That harmonious situation was shortlived. On March 22nd, the same people who had given shelter to Abdeslam in Brussels blew themselves up at the airport and in the city underground. The police and the rescue services had to communicate by WhatsApp and private telephones, because the emergency communications network is outdated and saturated. But that was not the reason why the underground was not evacuated immediately after the attacks. It was due to a lack of coordination. There was a lapse of one hour between the suicide bombing in the airport and the one in the city, but the order never arrived. Politicians and people in different levels of power spent a week blaming each other to avoid responsibility.
This lack of coordination is a surprise in a country which should have developed a good intelligence system, since it is the EU member state from which, in proportion to its population, more jihadists have gone to Syria. Furthermore, neighbourhoods in its capital city like Molenbeeck have become home to networks of radicals exported from attacks like the 2004 Madrid train bombings. The lax attitude of the Belgian authorities is quite clear.
The city lives in a state of permanent alert. During the search for Abdeslam, when the capital’s alert level was 5, European officials and other employees worked from their homes. Schools and most businesses were closed. The streets were empty. The negative impact on the economy was signifcant, as well as the damage to Brussels’ international image.
The Belgian authorities know that if this continues, the risk of the city losing its capital status in Europe is very real. Such a situation is incompatible with being the headquarters for EU institutions, NATO and many multinational companies. “We must clearly address the deficiencies in Belgium’s security,” said the European Digital Agenda Commissioner, Günther Oettinger, in a recent interview in Bild newspaper.
Nationalist forces in the country have pushed through so many state reforms to empower regions like Flanders (six in the last 50 years) that Brussels itself, with its 19 communes and six police zones, is difficult to understand for a foreigner and even sometimes for the Belgians themselves. Belgium’s existentialism also raised questions about the status of Brussels as the EU capital in 2010. At that time, the separatist tensions were led by the N-VA party which is in government today. It would be natural for the N-VA, nationalistic and very restrictive on immigration, to use the current situation to advance its own agenda. But it has a problem which it does not know how to solve: the current Interior Minister Jan Jambon, a party member, is in the eye of the storm due to errors related to the terrorist attacks.
Belgium as the EU’s mirror
But Belgian’s institutional chaos and the fact that Brussels is a breeding ground for jihadists does not overshadow the fact that they are able to move across the continent with extraordinary ease. And this highlights problems of coordination and intelligence, as well as geostrategy. For years we have acted as if what was happening in neighbouring countries such as Syria was not going to affect us.

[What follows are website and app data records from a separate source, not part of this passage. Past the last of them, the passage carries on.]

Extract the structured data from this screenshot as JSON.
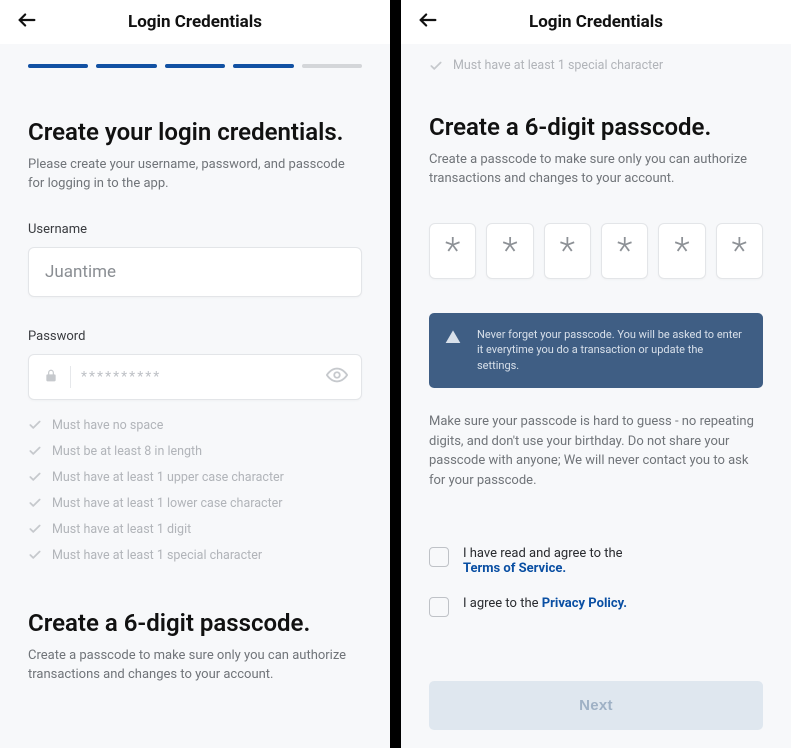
{
  "ui": {
    "back_aria": "Back",
    "header_title": "Login Credentials",
    "progress": {
      "filled": 4,
      "total": 5
    }
  },
  "left": {
    "heading": "Create your login credentials.",
    "sub": "Please create your username, password, and passcode for logging in to the app.",
    "username_label": "Username",
    "username_value": "Juantime",
    "password_label": "Password",
    "password_masked": "**********",
    "rules": [
      "Must have no space",
      "Must be at least 8 in length",
      "Must have at least 1 upper case character",
      "Must have at least 1 lower case character",
      "Must have at least 1 digit",
      "Must have at least 1 special character"
    ],
    "pass_heading": "Create a 6-digit passcode.",
    "pass_sub": "Create a passcode to make sure only you can authorize transactions and changes to your account."
  },
  "right": {
    "top_rule": "Must have at least 1 special character",
    "heading": "Create a 6-digit passcode.",
    "sub": "Create a passcode to make sure only you can authorize transactions and changes to your account.",
    "pin_glyph": "*",
    "info": "Never forget your passcode. You will be asked to enter it everytime you do a transaction or update the settings.",
    "tip": "Make sure your passcode is hard to guess - no repeating digits, and don't use your birthday. Do not share your passcode with anyone; We will never contact you to ask for your passcode.",
    "tos_pre": "I have read and agree to the ",
    "tos_link": "Terms of Service.",
    "pp_pre": "I agree to the ",
    "pp_link": "Privacy Policy.",
    "next_label": "Next"
  }
}
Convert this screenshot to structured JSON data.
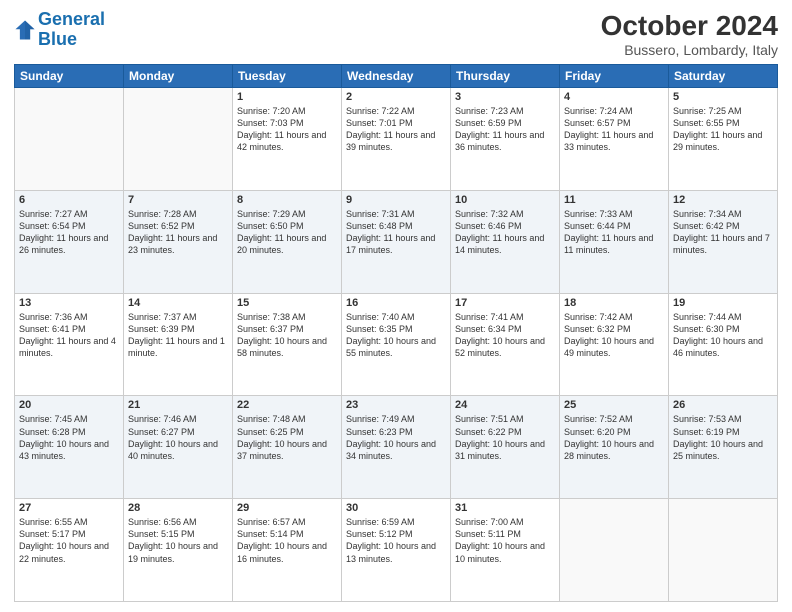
{
  "header": {
    "logo_line1": "General",
    "logo_line2": "Blue",
    "month": "October 2024",
    "location": "Bussero, Lombardy, Italy"
  },
  "days_of_week": [
    "Sunday",
    "Monday",
    "Tuesday",
    "Wednesday",
    "Thursday",
    "Friday",
    "Saturday"
  ],
  "weeks": [
    [
      {
        "day": "",
        "info": ""
      },
      {
        "day": "",
        "info": ""
      },
      {
        "day": "1",
        "info": "Sunrise: 7:20 AM\nSunset: 7:03 PM\nDaylight: 11 hours and 42 minutes."
      },
      {
        "day": "2",
        "info": "Sunrise: 7:22 AM\nSunset: 7:01 PM\nDaylight: 11 hours and 39 minutes."
      },
      {
        "day": "3",
        "info": "Sunrise: 7:23 AM\nSunset: 6:59 PM\nDaylight: 11 hours and 36 minutes."
      },
      {
        "day": "4",
        "info": "Sunrise: 7:24 AM\nSunset: 6:57 PM\nDaylight: 11 hours and 33 minutes."
      },
      {
        "day": "5",
        "info": "Sunrise: 7:25 AM\nSunset: 6:55 PM\nDaylight: 11 hours and 29 minutes."
      }
    ],
    [
      {
        "day": "6",
        "info": "Sunrise: 7:27 AM\nSunset: 6:54 PM\nDaylight: 11 hours and 26 minutes."
      },
      {
        "day": "7",
        "info": "Sunrise: 7:28 AM\nSunset: 6:52 PM\nDaylight: 11 hours and 23 minutes."
      },
      {
        "day": "8",
        "info": "Sunrise: 7:29 AM\nSunset: 6:50 PM\nDaylight: 11 hours and 20 minutes."
      },
      {
        "day": "9",
        "info": "Sunrise: 7:31 AM\nSunset: 6:48 PM\nDaylight: 11 hours and 17 minutes."
      },
      {
        "day": "10",
        "info": "Sunrise: 7:32 AM\nSunset: 6:46 PM\nDaylight: 11 hours and 14 minutes."
      },
      {
        "day": "11",
        "info": "Sunrise: 7:33 AM\nSunset: 6:44 PM\nDaylight: 11 hours and 11 minutes."
      },
      {
        "day": "12",
        "info": "Sunrise: 7:34 AM\nSunset: 6:42 PM\nDaylight: 11 hours and 7 minutes."
      }
    ],
    [
      {
        "day": "13",
        "info": "Sunrise: 7:36 AM\nSunset: 6:41 PM\nDaylight: 11 hours and 4 minutes."
      },
      {
        "day": "14",
        "info": "Sunrise: 7:37 AM\nSunset: 6:39 PM\nDaylight: 11 hours and 1 minute."
      },
      {
        "day": "15",
        "info": "Sunrise: 7:38 AM\nSunset: 6:37 PM\nDaylight: 10 hours and 58 minutes."
      },
      {
        "day": "16",
        "info": "Sunrise: 7:40 AM\nSunset: 6:35 PM\nDaylight: 10 hours and 55 minutes."
      },
      {
        "day": "17",
        "info": "Sunrise: 7:41 AM\nSunset: 6:34 PM\nDaylight: 10 hours and 52 minutes."
      },
      {
        "day": "18",
        "info": "Sunrise: 7:42 AM\nSunset: 6:32 PM\nDaylight: 10 hours and 49 minutes."
      },
      {
        "day": "19",
        "info": "Sunrise: 7:44 AM\nSunset: 6:30 PM\nDaylight: 10 hours and 46 minutes."
      }
    ],
    [
      {
        "day": "20",
        "info": "Sunrise: 7:45 AM\nSunset: 6:28 PM\nDaylight: 10 hours and 43 minutes."
      },
      {
        "day": "21",
        "info": "Sunrise: 7:46 AM\nSunset: 6:27 PM\nDaylight: 10 hours and 40 minutes."
      },
      {
        "day": "22",
        "info": "Sunrise: 7:48 AM\nSunset: 6:25 PM\nDaylight: 10 hours and 37 minutes."
      },
      {
        "day": "23",
        "info": "Sunrise: 7:49 AM\nSunset: 6:23 PM\nDaylight: 10 hours and 34 minutes."
      },
      {
        "day": "24",
        "info": "Sunrise: 7:51 AM\nSunset: 6:22 PM\nDaylight: 10 hours and 31 minutes."
      },
      {
        "day": "25",
        "info": "Sunrise: 7:52 AM\nSunset: 6:20 PM\nDaylight: 10 hours and 28 minutes."
      },
      {
        "day": "26",
        "info": "Sunrise: 7:53 AM\nSunset: 6:19 PM\nDaylight: 10 hours and 25 minutes."
      }
    ],
    [
      {
        "day": "27",
        "info": "Sunrise: 6:55 AM\nSunset: 5:17 PM\nDaylight: 10 hours and 22 minutes."
      },
      {
        "day": "28",
        "info": "Sunrise: 6:56 AM\nSunset: 5:15 PM\nDaylight: 10 hours and 19 minutes."
      },
      {
        "day": "29",
        "info": "Sunrise: 6:57 AM\nSunset: 5:14 PM\nDaylight: 10 hours and 16 minutes."
      },
      {
        "day": "30",
        "info": "Sunrise: 6:59 AM\nSunset: 5:12 PM\nDaylight: 10 hours and 13 minutes."
      },
      {
        "day": "31",
        "info": "Sunrise: 7:00 AM\nSunset: 5:11 PM\nDaylight: 10 hours and 10 minutes."
      },
      {
        "day": "",
        "info": ""
      },
      {
        "day": "",
        "info": ""
      }
    ]
  ]
}
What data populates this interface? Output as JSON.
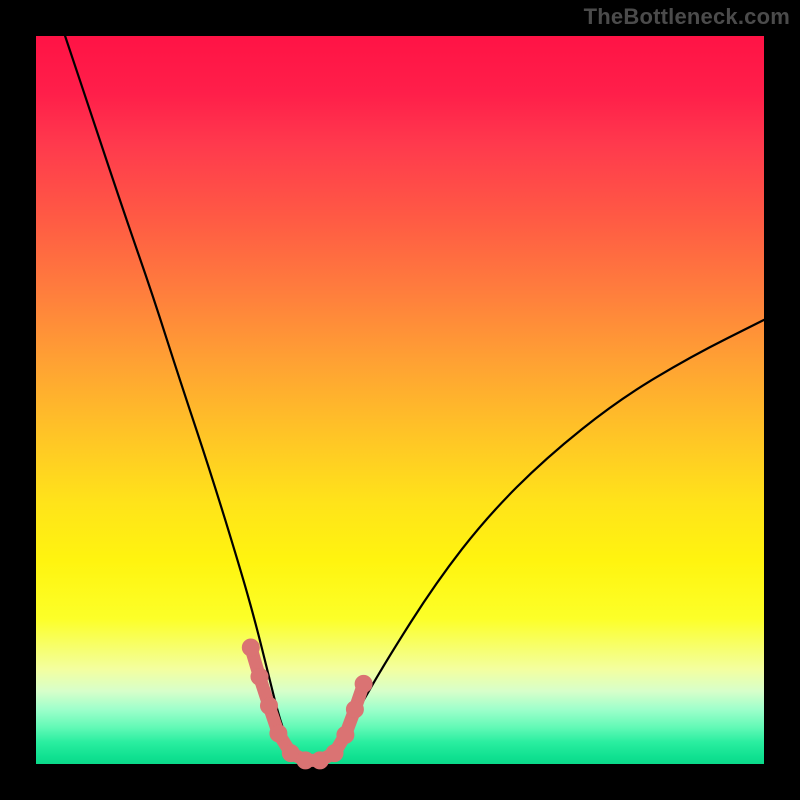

The day after each attack, European leaders admitted that the exchange of information between security services could have been better. But nothing changes. It is not expected that a European Intelligence Agency able to collect and unify information will be created. There is an agreement to collect air passenger data in a system called PNR (Passenger Name Record) which affects only those who travel by air, as if there were no other mode of transport. The PNR would have been completely useless in the attacks on Paris and Brussels.
*Image: Flickr / Diamond Geezer